With Copenhagen in only a month and significant hurdles still to overcome, U.N. climate officials now acknowledge that a ratifiable deal is unattainable. Rather, delegates will be encouraged to establish common ground on four key areas - emissions cuts for developed nations, developing countries commitments, climate financial aid and a governance framework. This week in Barcelona, the final round of traveling negotiations commences; participants hope to mend the divide between industrialized and developing nations so some progress on emissions commitments and international aid can be made at the summit. With the US Congress seen as one of the major hold-up in 2009, the prognosis for 2010 ("The Road to Mexico") may not be brighter as one-third of the Senate focuses on their re-election campaign reputations and efforts. Climate negotiations in the coming weeks and year will be America's opportunity to reclaim its position as the global catalyst for economic prosperity and social justice or to continue its descent from the economic, political and moral highground.

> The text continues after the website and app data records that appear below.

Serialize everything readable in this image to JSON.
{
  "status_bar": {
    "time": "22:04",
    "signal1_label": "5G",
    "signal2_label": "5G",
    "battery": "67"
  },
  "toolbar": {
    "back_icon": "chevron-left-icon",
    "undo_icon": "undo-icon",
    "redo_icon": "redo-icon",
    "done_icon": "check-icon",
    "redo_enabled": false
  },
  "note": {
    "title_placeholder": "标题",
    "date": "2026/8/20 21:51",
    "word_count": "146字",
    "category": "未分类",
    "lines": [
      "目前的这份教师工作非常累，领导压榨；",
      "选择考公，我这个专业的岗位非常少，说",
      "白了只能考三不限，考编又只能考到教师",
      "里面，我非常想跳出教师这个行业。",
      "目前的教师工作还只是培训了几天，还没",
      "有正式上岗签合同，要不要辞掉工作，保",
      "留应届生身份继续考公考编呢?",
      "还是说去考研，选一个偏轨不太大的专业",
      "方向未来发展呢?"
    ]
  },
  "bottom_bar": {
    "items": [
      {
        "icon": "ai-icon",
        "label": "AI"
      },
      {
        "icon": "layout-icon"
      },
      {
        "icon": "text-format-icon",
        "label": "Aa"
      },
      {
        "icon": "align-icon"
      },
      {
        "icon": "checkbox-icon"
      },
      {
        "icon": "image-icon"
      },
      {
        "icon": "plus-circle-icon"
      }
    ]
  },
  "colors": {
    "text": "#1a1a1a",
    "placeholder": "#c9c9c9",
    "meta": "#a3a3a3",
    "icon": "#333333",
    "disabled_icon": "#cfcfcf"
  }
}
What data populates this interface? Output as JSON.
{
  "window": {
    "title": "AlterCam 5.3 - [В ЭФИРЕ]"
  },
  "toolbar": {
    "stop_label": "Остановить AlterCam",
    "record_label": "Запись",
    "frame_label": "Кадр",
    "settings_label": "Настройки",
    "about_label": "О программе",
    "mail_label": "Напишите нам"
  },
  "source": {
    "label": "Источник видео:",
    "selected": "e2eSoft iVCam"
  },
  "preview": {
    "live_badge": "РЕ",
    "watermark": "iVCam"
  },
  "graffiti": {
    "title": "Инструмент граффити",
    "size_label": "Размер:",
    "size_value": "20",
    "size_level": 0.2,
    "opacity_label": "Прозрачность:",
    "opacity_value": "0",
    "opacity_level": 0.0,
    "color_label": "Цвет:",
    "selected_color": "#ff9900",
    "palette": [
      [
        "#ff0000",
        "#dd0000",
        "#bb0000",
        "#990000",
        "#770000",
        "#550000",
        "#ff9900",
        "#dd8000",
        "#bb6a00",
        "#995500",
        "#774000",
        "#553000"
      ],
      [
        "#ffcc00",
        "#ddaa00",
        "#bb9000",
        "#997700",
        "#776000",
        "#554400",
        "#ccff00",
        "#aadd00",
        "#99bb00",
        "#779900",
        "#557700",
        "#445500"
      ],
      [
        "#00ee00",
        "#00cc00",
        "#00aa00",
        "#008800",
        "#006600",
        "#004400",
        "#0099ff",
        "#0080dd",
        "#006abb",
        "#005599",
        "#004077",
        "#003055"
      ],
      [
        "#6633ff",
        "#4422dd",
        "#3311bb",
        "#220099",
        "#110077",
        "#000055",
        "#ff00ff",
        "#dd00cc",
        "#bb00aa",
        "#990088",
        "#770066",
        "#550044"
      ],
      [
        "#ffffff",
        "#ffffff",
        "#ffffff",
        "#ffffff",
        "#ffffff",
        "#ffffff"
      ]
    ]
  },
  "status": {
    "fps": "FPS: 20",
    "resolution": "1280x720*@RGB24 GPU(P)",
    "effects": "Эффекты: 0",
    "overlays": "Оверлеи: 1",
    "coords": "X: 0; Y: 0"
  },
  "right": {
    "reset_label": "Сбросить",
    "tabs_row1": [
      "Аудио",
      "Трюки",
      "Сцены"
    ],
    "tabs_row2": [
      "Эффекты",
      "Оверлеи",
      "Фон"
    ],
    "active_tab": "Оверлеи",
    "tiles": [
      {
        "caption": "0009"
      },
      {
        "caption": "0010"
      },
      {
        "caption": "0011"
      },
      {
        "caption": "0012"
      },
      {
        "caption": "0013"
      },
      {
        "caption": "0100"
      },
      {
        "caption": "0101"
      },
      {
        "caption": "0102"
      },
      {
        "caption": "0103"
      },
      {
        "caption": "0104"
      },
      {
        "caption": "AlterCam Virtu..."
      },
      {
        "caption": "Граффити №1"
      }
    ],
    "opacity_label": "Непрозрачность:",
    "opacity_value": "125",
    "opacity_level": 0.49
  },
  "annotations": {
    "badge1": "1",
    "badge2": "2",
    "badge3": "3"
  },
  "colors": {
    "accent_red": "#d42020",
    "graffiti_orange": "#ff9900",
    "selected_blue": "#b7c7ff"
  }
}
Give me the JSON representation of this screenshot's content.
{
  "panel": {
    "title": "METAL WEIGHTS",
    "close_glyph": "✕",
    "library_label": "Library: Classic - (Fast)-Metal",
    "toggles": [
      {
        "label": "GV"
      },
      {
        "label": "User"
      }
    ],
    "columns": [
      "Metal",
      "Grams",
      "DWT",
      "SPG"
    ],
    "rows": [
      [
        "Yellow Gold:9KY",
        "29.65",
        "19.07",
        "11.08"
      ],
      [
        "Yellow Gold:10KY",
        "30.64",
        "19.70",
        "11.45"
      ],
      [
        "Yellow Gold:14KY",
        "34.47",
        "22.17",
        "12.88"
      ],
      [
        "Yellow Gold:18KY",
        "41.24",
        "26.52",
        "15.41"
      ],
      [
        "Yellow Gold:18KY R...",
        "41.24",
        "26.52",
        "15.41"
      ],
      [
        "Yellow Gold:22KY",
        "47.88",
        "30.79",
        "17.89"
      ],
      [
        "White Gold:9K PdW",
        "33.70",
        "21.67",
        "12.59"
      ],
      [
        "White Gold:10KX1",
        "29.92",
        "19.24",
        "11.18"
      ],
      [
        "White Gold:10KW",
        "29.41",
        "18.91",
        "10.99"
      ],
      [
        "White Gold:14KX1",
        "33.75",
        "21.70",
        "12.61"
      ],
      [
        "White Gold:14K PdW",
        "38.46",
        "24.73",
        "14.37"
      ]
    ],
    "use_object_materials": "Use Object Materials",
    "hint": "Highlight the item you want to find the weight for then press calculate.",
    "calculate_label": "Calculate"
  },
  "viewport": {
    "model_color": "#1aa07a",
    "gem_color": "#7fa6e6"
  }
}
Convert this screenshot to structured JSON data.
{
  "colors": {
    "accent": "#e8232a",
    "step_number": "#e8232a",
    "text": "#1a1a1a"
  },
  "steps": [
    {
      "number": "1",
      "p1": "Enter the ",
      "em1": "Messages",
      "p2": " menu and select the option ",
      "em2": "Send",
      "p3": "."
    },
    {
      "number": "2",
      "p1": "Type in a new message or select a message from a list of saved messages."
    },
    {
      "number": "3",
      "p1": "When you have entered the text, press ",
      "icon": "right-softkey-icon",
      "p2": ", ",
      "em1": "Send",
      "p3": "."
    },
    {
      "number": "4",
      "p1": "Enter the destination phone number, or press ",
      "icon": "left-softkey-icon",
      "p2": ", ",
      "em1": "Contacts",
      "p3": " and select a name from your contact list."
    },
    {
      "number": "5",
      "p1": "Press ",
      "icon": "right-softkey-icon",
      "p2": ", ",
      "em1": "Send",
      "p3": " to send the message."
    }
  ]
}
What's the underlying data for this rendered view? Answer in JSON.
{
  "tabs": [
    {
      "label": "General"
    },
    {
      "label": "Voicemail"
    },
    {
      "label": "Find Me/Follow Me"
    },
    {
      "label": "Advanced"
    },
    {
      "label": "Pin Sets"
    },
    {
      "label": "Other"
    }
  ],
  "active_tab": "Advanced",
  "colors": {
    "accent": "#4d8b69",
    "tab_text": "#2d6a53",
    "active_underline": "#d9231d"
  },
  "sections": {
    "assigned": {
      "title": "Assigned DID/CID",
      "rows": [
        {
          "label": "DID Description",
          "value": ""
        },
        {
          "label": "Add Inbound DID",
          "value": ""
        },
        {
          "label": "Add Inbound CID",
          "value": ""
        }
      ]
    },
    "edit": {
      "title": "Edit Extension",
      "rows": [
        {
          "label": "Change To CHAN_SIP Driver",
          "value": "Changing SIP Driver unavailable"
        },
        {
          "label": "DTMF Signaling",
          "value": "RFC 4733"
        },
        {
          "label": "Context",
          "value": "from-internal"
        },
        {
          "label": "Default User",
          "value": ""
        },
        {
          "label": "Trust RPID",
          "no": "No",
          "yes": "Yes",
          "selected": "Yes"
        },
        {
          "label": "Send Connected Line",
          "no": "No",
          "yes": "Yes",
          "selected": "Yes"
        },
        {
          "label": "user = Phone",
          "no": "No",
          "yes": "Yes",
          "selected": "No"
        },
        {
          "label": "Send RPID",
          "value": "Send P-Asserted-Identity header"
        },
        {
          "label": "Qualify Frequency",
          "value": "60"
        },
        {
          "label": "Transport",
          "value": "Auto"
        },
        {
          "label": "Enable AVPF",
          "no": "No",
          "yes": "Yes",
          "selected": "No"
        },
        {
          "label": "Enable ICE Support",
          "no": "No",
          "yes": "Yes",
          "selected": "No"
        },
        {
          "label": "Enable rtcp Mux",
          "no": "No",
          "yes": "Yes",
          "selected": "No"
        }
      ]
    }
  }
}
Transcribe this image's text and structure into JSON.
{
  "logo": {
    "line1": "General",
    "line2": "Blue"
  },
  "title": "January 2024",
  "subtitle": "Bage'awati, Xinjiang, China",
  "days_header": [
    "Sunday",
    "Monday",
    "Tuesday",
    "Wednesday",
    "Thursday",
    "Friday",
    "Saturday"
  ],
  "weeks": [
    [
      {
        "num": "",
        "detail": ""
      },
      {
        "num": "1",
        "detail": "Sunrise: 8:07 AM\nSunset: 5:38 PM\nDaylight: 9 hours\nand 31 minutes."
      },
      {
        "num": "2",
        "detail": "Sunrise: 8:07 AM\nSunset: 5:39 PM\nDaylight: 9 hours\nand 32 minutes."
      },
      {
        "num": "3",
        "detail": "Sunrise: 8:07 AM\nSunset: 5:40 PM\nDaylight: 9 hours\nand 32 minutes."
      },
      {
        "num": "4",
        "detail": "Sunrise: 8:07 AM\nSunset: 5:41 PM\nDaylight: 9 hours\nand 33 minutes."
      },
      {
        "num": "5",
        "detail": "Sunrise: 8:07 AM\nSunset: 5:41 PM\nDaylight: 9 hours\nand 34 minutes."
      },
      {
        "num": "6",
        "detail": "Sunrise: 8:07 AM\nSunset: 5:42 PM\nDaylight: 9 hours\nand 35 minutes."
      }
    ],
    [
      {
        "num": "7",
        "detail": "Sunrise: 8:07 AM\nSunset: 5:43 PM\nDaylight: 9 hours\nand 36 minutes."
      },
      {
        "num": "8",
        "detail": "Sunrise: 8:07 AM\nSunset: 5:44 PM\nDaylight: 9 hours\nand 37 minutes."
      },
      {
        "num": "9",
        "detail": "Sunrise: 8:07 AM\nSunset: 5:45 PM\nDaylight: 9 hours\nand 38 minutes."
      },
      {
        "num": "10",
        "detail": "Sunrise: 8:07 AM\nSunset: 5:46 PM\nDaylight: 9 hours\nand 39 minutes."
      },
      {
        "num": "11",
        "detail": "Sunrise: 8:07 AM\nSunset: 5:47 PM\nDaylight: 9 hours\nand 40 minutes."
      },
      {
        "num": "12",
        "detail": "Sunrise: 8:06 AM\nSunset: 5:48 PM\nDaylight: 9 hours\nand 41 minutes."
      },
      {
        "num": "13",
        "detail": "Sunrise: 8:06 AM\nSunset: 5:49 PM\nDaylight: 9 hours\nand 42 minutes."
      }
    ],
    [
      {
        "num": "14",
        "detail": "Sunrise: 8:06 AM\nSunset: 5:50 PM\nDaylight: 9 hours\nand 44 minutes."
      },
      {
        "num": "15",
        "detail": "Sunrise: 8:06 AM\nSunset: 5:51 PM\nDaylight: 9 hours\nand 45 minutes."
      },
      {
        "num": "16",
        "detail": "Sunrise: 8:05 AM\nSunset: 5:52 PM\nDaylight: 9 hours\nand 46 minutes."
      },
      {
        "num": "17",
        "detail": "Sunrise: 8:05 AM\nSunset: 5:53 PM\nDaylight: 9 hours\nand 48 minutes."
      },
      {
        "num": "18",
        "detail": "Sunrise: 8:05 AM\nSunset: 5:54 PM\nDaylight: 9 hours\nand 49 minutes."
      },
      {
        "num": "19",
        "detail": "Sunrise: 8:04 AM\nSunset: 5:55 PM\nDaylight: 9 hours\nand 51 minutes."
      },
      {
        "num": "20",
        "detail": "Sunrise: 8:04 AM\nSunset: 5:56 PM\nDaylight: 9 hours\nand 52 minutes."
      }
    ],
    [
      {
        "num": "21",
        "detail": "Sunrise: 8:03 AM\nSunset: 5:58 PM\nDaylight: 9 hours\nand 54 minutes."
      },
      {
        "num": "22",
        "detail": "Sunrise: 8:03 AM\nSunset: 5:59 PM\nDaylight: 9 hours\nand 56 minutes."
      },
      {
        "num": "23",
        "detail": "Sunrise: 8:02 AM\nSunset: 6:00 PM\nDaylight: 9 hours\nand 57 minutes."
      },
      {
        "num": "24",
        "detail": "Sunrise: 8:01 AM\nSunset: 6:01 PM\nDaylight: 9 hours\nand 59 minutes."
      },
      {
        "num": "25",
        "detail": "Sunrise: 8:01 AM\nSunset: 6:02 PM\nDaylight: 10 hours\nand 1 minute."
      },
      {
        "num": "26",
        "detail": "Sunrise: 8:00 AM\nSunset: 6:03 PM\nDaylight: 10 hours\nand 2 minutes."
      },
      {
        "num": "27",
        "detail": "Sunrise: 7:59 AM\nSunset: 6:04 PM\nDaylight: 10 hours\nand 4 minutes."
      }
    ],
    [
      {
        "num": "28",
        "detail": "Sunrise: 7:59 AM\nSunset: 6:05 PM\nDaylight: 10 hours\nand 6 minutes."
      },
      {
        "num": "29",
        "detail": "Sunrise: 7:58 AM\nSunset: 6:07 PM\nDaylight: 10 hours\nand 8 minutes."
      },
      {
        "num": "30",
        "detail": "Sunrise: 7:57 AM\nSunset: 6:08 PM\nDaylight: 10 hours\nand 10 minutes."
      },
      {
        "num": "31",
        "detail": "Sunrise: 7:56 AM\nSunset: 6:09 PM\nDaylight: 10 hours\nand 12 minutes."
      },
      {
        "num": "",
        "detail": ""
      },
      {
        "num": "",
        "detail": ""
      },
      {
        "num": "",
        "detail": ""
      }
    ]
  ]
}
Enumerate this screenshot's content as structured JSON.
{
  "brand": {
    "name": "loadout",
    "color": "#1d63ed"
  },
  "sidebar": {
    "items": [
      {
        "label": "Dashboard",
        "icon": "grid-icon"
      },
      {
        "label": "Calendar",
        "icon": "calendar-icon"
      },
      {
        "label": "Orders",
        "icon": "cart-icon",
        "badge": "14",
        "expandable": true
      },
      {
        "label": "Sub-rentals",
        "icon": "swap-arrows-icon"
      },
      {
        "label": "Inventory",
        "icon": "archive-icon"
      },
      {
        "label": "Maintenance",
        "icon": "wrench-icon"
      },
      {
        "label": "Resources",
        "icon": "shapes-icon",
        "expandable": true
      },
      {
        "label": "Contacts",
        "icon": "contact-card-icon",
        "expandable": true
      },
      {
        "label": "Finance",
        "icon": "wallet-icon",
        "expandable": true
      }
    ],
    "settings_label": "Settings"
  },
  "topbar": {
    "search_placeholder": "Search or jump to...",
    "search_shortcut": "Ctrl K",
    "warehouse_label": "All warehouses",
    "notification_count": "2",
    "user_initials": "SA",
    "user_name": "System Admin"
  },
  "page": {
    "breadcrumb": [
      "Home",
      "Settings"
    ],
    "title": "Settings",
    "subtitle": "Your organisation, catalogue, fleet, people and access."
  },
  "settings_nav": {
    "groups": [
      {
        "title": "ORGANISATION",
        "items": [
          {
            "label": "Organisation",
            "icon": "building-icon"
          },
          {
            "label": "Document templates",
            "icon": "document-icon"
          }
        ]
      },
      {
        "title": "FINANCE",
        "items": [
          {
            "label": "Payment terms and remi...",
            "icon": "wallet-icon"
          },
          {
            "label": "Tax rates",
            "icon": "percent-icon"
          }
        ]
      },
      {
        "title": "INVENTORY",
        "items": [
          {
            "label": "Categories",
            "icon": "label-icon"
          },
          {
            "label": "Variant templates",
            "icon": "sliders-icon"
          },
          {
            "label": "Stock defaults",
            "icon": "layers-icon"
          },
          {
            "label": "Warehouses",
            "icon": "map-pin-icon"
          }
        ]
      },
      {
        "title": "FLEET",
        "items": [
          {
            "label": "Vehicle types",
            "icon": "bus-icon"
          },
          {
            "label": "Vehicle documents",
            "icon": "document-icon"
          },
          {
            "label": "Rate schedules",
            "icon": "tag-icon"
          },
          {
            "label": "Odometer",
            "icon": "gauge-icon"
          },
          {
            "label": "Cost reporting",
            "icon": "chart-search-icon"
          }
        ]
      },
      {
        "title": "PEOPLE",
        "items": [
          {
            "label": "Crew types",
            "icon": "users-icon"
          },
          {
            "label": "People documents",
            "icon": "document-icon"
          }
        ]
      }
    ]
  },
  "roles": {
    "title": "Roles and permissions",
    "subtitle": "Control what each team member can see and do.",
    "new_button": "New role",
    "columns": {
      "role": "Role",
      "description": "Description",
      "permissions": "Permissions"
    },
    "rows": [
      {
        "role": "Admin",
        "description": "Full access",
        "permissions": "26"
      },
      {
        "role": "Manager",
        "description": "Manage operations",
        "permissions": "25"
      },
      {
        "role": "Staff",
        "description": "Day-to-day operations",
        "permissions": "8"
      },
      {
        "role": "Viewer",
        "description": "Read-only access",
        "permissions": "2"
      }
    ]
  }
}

• co-Published research paper on Credit Risk Implications within Commercial Solar Financing
• Analyzed and developed several solar system performance-related services, guarantees and contracts at SunPower Corp.
• Participant in UC Berkeley's Cleantech-to-Market course and project team member for OpenADR, an open standards-based communications protocol for demand response signaling.
• Participant of UC Berkeley's Int'l Business Development and project team member for SOUL Foundation / WET-Africa's Green Market Stock Exchange, a market-based investment platform for funding environmental restoration projects.